Copy out each line of the listing below that contains the word "Render".

☆ ☆ ☆ ☆ ☆

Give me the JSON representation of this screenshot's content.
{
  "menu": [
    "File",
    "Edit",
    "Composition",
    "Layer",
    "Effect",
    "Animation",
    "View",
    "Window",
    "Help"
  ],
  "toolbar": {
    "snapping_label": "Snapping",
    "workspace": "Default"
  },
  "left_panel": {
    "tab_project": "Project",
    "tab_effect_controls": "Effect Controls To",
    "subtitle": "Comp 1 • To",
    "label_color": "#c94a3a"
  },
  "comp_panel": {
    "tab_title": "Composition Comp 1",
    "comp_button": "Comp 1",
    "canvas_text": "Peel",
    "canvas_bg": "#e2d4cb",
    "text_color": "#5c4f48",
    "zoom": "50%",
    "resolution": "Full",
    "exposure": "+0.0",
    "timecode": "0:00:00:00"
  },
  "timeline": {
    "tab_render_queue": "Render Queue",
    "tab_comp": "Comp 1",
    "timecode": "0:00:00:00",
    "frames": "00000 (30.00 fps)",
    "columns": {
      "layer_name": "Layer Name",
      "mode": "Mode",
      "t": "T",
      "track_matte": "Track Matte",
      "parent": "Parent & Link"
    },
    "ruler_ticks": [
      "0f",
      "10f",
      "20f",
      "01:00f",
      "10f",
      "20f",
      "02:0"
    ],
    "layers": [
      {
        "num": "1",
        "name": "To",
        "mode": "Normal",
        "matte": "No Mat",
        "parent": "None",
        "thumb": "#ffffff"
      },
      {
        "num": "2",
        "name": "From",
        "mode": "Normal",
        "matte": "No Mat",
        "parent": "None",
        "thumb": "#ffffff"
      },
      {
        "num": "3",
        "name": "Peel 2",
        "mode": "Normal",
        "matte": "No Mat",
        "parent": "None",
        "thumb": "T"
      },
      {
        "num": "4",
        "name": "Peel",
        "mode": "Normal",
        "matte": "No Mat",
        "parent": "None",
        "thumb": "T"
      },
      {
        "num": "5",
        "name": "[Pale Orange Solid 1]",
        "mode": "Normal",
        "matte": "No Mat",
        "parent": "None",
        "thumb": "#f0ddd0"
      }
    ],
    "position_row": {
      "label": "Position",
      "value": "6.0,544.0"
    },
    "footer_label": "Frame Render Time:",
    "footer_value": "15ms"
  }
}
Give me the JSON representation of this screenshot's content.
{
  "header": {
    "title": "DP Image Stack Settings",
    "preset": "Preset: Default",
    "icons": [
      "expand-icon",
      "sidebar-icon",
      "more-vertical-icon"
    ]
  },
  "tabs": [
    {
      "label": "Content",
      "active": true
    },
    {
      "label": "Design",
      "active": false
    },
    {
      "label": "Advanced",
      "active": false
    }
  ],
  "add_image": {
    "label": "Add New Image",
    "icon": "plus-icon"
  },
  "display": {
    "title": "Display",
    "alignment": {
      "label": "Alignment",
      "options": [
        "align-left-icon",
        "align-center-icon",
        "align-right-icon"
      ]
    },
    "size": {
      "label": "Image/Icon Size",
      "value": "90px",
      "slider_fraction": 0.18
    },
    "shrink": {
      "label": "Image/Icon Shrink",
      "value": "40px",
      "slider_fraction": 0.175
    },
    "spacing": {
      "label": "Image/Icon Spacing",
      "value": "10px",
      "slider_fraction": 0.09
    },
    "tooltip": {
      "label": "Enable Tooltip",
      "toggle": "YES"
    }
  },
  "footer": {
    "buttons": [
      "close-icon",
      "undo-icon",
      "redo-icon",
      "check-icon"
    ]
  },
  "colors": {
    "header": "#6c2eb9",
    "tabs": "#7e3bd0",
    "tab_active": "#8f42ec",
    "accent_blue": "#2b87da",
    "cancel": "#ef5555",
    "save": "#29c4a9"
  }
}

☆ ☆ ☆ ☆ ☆

• **Exercise response**
    "tab_render_queue": "Render Queue",
    "footer_label": "Frame Render Time:",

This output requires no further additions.